Profiling great schools and conversations with effective school leaders leads to one overarching conclusion–culture is key. A powerful culture makes teachers better and kids smarter. Yet “Culture is one of those things that all organizations say is important, but it is easily ignored or forgotten in the daily grind of running a business, non-profit, or school district,” said a recent HBR article.
Our summer homework helped us identify the following 10 key ingredients of a high performance culture:
- Values: “We’re a values first organization,” said Kurtz of DSST Public Schools . “Each human being strives to be fully known and affirmed for who they are, and to contribute something significant to the human story.” “Character starts with the adults,” said Kurtz. That means core value commitments, modeling, 360 degree evaluations, and celebrations. Getting Smart teacher blogger Susan Lucille Davis says time, trust, and connections are what teachers want most.

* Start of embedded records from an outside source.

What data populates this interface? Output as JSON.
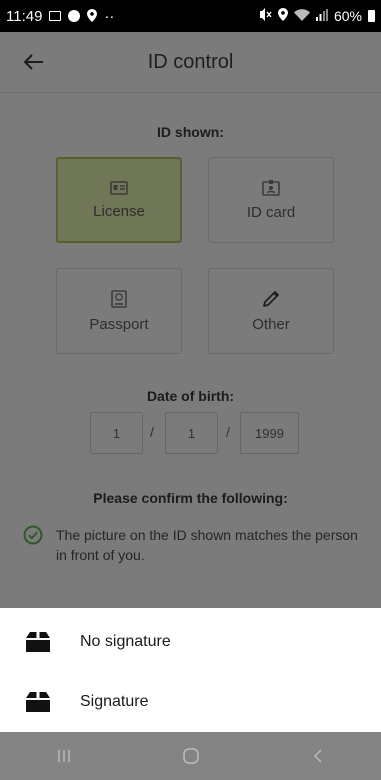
{
  "status_bar": {
    "time": "11:49",
    "battery": "60%",
    "dots": "··"
  },
  "app_bar": {
    "title": "ID control"
  },
  "id_shown": {
    "title": "ID shown:",
    "options": [
      {
        "label": "License",
        "icon": "license-icon",
        "selected": true
      },
      {
        "label": "ID card",
        "icon": "id-card-icon",
        "selected": false
      },
      {
        "label": "Passport",
        "icon": "passport-icon",
        "selected": false
      },
      {
        "label": "Other",
        "icon": "pencil-icon",
        "selected": false
      }
    ]
  },
  "date_of_birth": {
    "title": "Date of birth:",
    "day": "1",
    "month": "1",
    "year": "1999",
    "separator": "/"
  },
  "confirm": {
    "title": "Please confirm the following:",
    "items": [
      {
        "text": "The picture on the ID shown matches the person in front of you.",
        "checked": true
      }
    ]
  },
  "bottom_sheet": {
    "items": [
      {
        "label": "No signature",
        "icon": "box-icon"
      },
      {
        "label": "Signature",
        "icon": "box-icon"
      }
    ]
  },
  "colors": {
    "selected_fill": "#6f7756",
    "selected_border": "#55622f",
    "check_green": "#2f5a27"
  }
}
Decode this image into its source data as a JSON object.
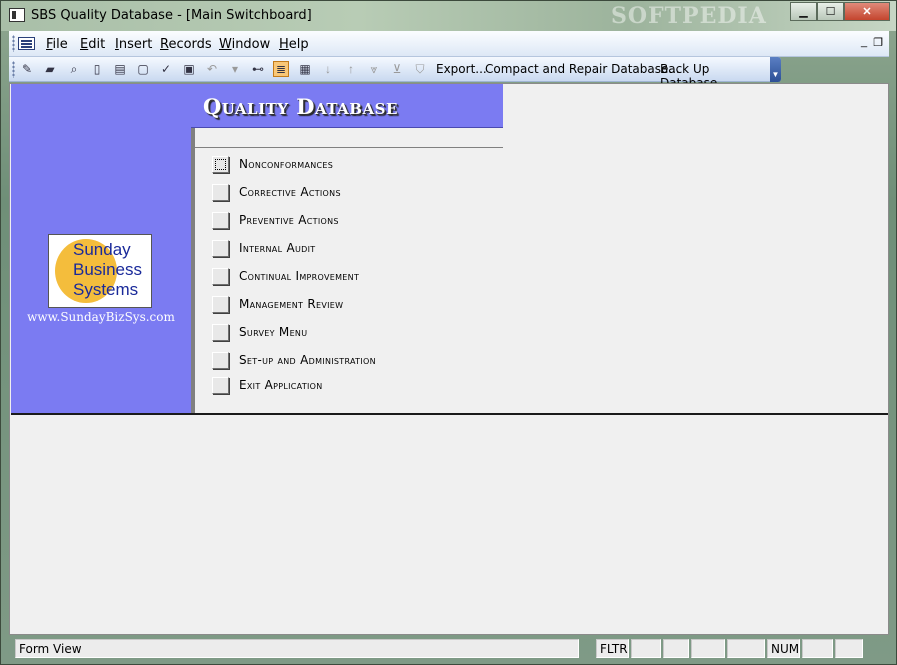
{
  "window": {
    "title": "SBS Quality Database - [Main Switchboard]",
    "watermark": "SOFTPEDIA",
    "controls": {
      "minimize": "▁",
      "maximize": "☐",
      "close": "✕"
    }
  },
  "menubar": {
    "items": [
      "File",
      "Edit",
      "Insert",
      "Records",
      "Window",
      "Help"
    ],
    "mdi_minimize": "_",
    "mdi_restore": "❐"
  },
  "toolbar": {
    "icons": [
      "design-view-icon",
      "open-icon",
      "search-icon",
      "print-preview-book-icon",
      "print-icon",
      "print-preview-icon",
      "spelling-icon",
      "paste-icon",
      "undo-icon",
      "find-icon",
      "form-view-icon",
      "datasheet-icon",
      "sort-icon",
      "filter-selection-icon",
      "filter-form-icon",
      "apply-filter-icon"
    ],
    "export_label": "Export...",
    "compact_label": "Compact and Repair Database...",
    "backup_label": "Back Up Database..."
  },
  "switchboard": {
    "title": "Quality Database",
    "logo": {
      "line1": "Sunday",
      "line2": "Business",
      "line3": "Systems",
      "url": "www.SundayBizSys.com"
    },
    "items": [
      "Nonconformances",
      "Corrective Actions",
      "Preventive Actions",
      "Internal Audit",
      "Continual Improvement",
      "Management Review",
      "Survey Menu",
      "Set-up and Administration",
      "Exit Application"
    ]
  },
  "statusbar": {
    "mode": "Form View",
    "fltr": "FLTR",
    "num": "NUM"
  }
}
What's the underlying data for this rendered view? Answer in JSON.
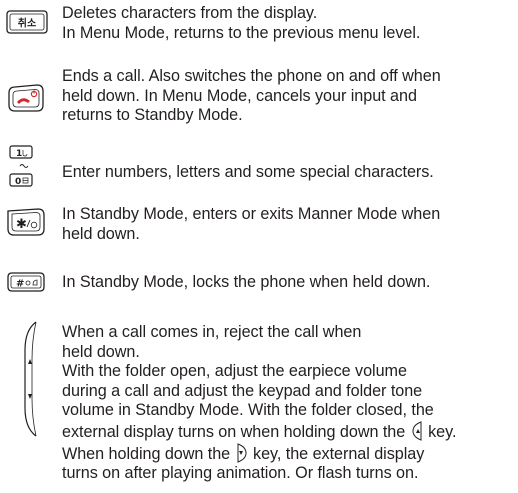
{
  "entries": [
    {
      "key_icon": "clear-key-icon",
      "key_label": "취소",
      "lines": [
        "Deletes characters from the display.",
        "In Menu Mode, returns to the previous menu level."
      ]
    },
    {
      "key_icon": "end-power-key-icon",
      "lines": [
        "Ends a call. Also switches the phone on and off when",
        "held down. In Menu Mode, cancels your input and",
        "returns to Standby Mode."
      ]
    },
    {
      "key_icon": "number-keys-icon",
      "key_labels": {
        "one": "1",
        "zero": "0"
      },
      "lines": [
        "Enter numbers, letters and some special characters."
      ]
    },
    {
      "key_icon": "star-key-icon",
      "key_label": "✱",
      "lines": [
        "In Standby Mode, enters or exits Manner Mode when",
        "held down."
      ]
    },
    {
      "key_icon": "hash-key-icon",
      "key_label": "#",
      "lines": [
        "In Standby Mode, locks the phone when held down."
      ]
    },
    {
      "key_icon": "volume-side-keys-icon",
      "lines": [
        "When a call comes in, reject the call when",
        "held down.",
        "With the folder open, adjust the earpiece volume",
        "during a call and adjust the keypad and folder tone",
        "volume in Standby Mode. With the folder closed, the",
        "external display turns on when holding down the",
        "key.",
        "When holding down the",
        "key, the external display",
        "turns on after playing animation. Or flash turns on."
      ]
    }
  ]
}
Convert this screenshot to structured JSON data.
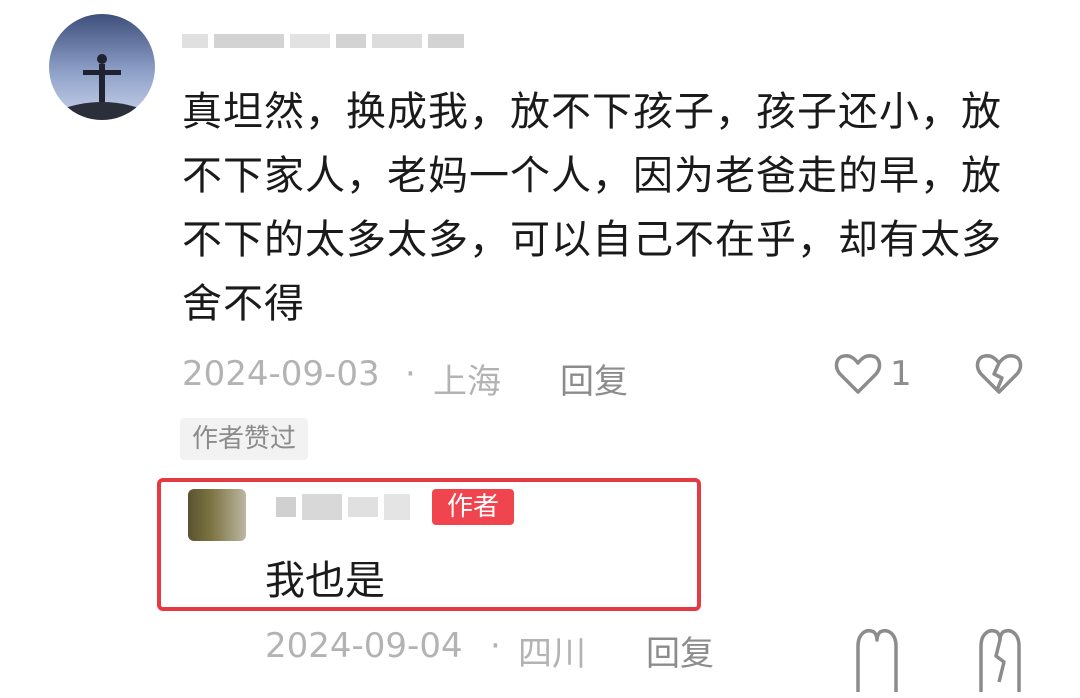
{
  "comment": {
    "text": "真坦然，换成我，放不下孩子，孩子还小，放不下家人，老妈一个人，因为老爸走的早，放不下的太多太多，可以自己不在乎，却有太多舍不得",
    "date": "2024-09-03",
    "location": "上海",
    "separator": "·",
    "reply_label": "回复",
    "like_count": "1",
    "author_liked_tag": "作者赞过"
  },
  "reply": {
    "author_badge": "作者",
    "text": "我也是",
    "date": "2024-09-04",
    "location": "四川",
    "separator": "·",
    "reply_label": "回复"
  },
  "colors": {
    "highlight": "#e53a44",
    "badge": "#f0444e",
    "meta": "#b3b3b3"
  },
  "icons": [
    "heart-icon",
    "dislike-icon"
  ]
}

- Equity: Good schools engage all students–not just honor students–in powerful learning experiences; they develop academic mindsets scaffolded by strong supports. According to principal Stephen Mahoney, “The accomplishments of Springfield Renaissance School’s students prove that a child’s zip code does not determine his or her destiny.”
- Innovation: Schools will need to build cultures of “failing forward, faster” undergirded by next-gen human capital development. “We’re committed to lean startup strategies,” said Diane Tavenner, CEO of Summit Public Schools. In support of what Tavenner calls, “Build, measure, learn cycles,” Each course, grade level, and school team receives a weekly data packet, in Google Drive for ease of visualization, including student demographics, progress in courses, and assessment results. Course teams from all six Summit schools meet weekly via video conference.
- Good habits. Launch Expeditionary Learning Charter School starts the day with Crew, a 30 minute advisory period where they practice and talk about the shared Habits of Heart and Mind central to the Launch culture: accountability, craftsmanship, wonder, mindfulness, and compassion. The Habits are integrated into the culture and every learning experience at Launch.
- Care: Moorseville North Carolina receives attention for their successful “digital convergence” but culture is the secret sauce. “Schools with a sense of spirit thrive,” and conversely superintendent Mark Edwards said, “Tech plans will collapse without a strong cultural foundations.” Edwards, whose enthusiasm is infectious, says, “The works starts with love and care for students.” They use Capturing Kid’s Heart, a professional development (PD) program from the Flippen Group that has infected the language of the district.[v]
- Big questions: “We want people to be perplexed—to embrace the paradox of starting new schools,” said High Tech High founder Larry Rosenstock. Great schools, like DSST Public Schools, incorporate this “perplexity” into the curriculum which, according to teacher Jim Stephens, “requires empathy, ideation, and prototyping before they can arrive at a solution—they learn that they can solve any problem, in or out of school, with this approach.”
- Support: New employees in Mooresville are paired with a mentor. Tech facilitators at each school focus on needs of new employees. One teacher said, “The best part of the PD was having a Tech Facilitator at my beck and call.”
- Collaboration: Rocketship Education teachers receive an average of 250-300 hours of professional development each year. New teachers lean all the tools that students use, CEO Preston Smith said, “Time is also spent on data analysis, real-time coaching, co-teaching with school leaders, collaborating with our Individualized Learning Specialists and special education teachers, and integrating our online programs into instruction.”
- Mastery: “Culture is incredibly important. Success [Academy] teachers are positive, enthusiastic, and believe in kids,” Eva Moskowitz of Success Academy explains. “We have a culture of daily mastery- we believe children should intellectually struggle with challenging content and the teachers should insist on mastery.”
- Execution: “If we’re really going to meet the needs of children every hour, every minute, it takes executional competence to deliver at that high level–it’s much more profound than most people realize–it requires enormous execution talents,” said Moskowitz.
Every school has a culture. In big chaotic schools, kids drive many of the behavioral norms. In contrast, deeper learning environments are intentionally hand crafted around an intellectual mission; they are made fresh and visible in word and deed every week.